The brothers Erich and Wilhelm Dublon were co-owners of the shoe trading firm Dublon. Their father had founded the company in 1898 and was co-owner until his death in 1940. In the shop at No. 46 Anger they sold products of the shoe company Hess. Opposite, at No. 27 Anger, they managed the shoe shop Salamander. They had to give up these businesses in May 1938 after Salamander and Hess withdrew the franchises. One year later Wilhelm, his wife Erna (born in 1903), their daughters Lore (born in 1927) and Eva (born in 1933) as well as Erich Dublon embarked on the refugee ship “St. Louis”. Erich kept a dairy on the way. The failure of their escape has entered history as the “Odyssey of the St. Louis”. The Dublons disembarked and were accepted by Belgium and so, less than a year later, were once again at peril from German fascism. Wilhelm was interned in Mechelen on 23 December 1943, his wife with the two children on 8 January 1944. Seven days later the deportation of the family to Auschwitz extermination camp began. Erich had already been transported from Mechelen to Auschwitz in August 1942. The death register documents his death on 3 September 1942.
Johanna Dublon, the widowed mother, left the Erfurt ghetto house No. 69 Kartäuserstraße on 18 September 1942; she died in the ghetto of Theresienstadt on 14 December 1942.
Commemorating Herta Simon, born in 1921,
deported on 9 May 1942, Ghetto Belzyce.
Herta Simon lived in Blankenhain. Her war-disabled father ran a button and clothes shop there until his death in 1931. Her mother, Klara Simon, continued the business until the “Aryanisation” in 1938. The grandmother, Sara Simon, was also a member of the household. The three women moved to No. 5 Lutherstraße in Erfurt together in early November 1938. Herta worked temporarily as a housemaid in 1939 and 1940 out of town. She had an offer of working in a household in Scotland, but the outbreak of the Second World War prevented her emigrating. In September 1941 Herta was deployed as forced labourer in Erfurt. On 8 May Herta had was forced to leave for a “destination unknown”. Her mother as well as four fellow lodgers were also sent away.

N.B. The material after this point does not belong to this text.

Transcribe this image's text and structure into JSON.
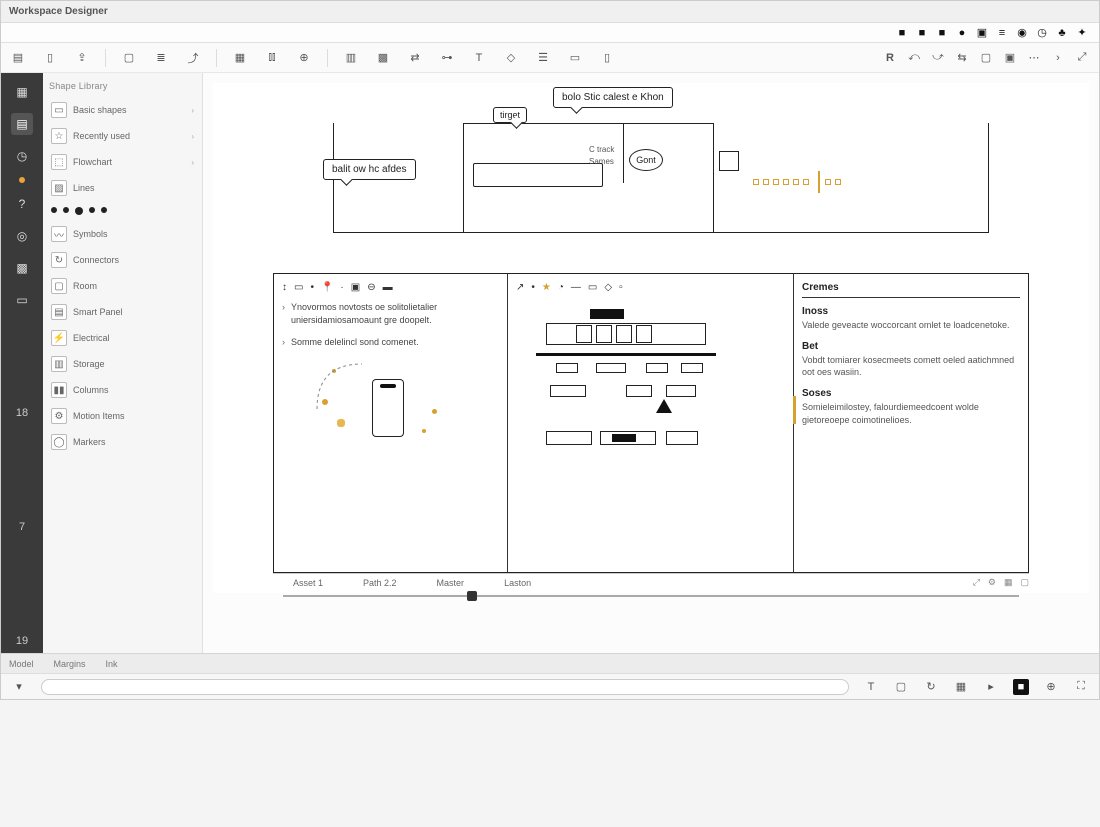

In the early morning of 9 May they had to come to the station. The next stop was the detention camp at Weimar. The next day they were deported to the district of Lublin.